Richard Nunns is a living authority on ngā taonga pūoro (Māori traditional musical instruments) and is described as one of New Zealand’s most remarkable musicians. Working with the late composer Hirini Melbourne and with Nelson carver Brian Flintoff, Richard helped rediscover many traditional instruments. Richard, who lives in Nelson, has a strong commitment to research, as well as to presenting and performing on traditional musical instruments. Richard was awarded a Queens Service Medal earlier this year. Richard will be working on three different recording projects from mid-November. His next major performing event is with Latitude 35 Degrees South, a group of musicians from New Zealand, South Africa and Argentina, who will play for the first time at the Bay of Islands Arts Festival in February.
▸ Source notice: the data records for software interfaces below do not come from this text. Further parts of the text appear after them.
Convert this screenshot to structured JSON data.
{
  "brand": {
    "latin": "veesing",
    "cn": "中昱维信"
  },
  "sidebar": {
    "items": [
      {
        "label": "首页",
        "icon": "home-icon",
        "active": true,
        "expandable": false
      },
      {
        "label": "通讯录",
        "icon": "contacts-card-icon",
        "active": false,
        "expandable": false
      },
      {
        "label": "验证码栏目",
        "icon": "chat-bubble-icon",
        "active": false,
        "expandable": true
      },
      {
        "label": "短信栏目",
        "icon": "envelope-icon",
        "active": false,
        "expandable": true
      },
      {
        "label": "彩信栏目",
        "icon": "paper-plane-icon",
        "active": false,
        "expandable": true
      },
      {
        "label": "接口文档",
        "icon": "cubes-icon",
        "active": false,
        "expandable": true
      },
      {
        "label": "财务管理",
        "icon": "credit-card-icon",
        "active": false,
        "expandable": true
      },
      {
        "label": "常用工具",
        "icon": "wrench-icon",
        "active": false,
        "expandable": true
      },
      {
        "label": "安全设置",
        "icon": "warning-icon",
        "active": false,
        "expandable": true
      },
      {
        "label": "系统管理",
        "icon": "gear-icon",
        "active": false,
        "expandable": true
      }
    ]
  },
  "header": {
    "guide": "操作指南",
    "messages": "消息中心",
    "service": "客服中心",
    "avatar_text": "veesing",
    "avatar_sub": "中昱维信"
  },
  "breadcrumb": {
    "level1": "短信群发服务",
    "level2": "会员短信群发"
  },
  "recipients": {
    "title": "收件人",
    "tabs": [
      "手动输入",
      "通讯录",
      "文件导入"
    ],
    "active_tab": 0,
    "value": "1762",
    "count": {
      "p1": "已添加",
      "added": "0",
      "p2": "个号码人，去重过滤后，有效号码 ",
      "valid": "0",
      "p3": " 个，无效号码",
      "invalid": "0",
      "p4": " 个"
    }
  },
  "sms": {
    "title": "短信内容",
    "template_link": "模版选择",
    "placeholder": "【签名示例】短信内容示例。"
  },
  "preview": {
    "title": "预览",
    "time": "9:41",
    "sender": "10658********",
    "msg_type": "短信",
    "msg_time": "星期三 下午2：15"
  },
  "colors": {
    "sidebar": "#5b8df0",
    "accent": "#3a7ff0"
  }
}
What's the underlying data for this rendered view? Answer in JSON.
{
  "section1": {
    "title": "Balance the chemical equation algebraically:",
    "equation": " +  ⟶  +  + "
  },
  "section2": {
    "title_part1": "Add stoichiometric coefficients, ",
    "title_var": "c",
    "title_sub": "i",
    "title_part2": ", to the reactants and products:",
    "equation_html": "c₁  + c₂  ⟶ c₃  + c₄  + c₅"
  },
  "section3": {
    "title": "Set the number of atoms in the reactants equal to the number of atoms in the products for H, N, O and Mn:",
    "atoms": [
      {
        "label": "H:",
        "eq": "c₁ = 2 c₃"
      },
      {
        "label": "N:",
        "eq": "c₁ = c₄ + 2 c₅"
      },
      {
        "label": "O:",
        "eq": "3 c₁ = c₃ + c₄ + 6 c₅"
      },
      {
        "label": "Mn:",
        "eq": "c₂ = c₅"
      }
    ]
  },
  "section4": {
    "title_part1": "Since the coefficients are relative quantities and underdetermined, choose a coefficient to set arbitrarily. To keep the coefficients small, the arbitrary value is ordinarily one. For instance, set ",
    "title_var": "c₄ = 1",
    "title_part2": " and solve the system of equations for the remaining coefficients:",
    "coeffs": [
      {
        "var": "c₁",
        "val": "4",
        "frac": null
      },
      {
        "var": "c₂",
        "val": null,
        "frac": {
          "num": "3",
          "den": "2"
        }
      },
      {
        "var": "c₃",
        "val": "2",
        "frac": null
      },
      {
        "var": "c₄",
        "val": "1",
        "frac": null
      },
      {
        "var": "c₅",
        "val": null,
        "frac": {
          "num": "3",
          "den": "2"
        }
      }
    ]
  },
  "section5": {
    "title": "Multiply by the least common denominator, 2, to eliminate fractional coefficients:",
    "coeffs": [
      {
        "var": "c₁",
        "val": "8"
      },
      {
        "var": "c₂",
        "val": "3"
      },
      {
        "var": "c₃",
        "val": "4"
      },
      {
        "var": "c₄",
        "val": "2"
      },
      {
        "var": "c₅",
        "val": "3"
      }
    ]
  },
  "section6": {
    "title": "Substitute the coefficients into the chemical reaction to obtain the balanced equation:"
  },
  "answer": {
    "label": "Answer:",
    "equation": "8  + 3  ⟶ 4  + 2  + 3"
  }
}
Anne Noble is one of New Zealand’s most widely recognised and respected contemporary photographers. She has been described as “one of New Zealand photography’s most subtle and poetic of practitioners”. Anne is Professor of Fine Arts (Photography) at Massey University in Wellington, and was awarded the New Zealand Order of Merit for services to photography in 2003. Anne’s series Ruby’s Room was selected by the Musee du Quai Branly in Paris as the keynote contemporary photography exhibition for the inaugural Paris PhotoQuai Biennale of Photography in 2007. Anne travelled to Antarctica in 2002 as part of the Artists to Antarctica scheme. She returned to Antarctica in 2008 after winning a prestigious US National Science Foundation Artists and Writers Award. An exhibition of work from that trip is showing at Bartley + Company Art in Wellington until 28 November. The work explores ideas of beauty and toxicity, surface and depth in relation to photography and the Antarctic environment.
Chris Knox’s output is not confined to making music. He is also known for his spirited and original contributions to film, video, cartoons, writing and criticism in leading New Zealand magazines, and on radio and television. Chris is known as the “spiritual godfather” of the celebrated Flying Nun record label. As well as releasing his own music on Flying Nun, Chris also helped many bands record on the label. He also designed their LP covers and shot film clips. Chris has been a mentor to many New Zealand bands, and he has an international reputation as an influential musician. Stroke, a new album of Chris’s songs performed by local and international musicians, is being released on November 16.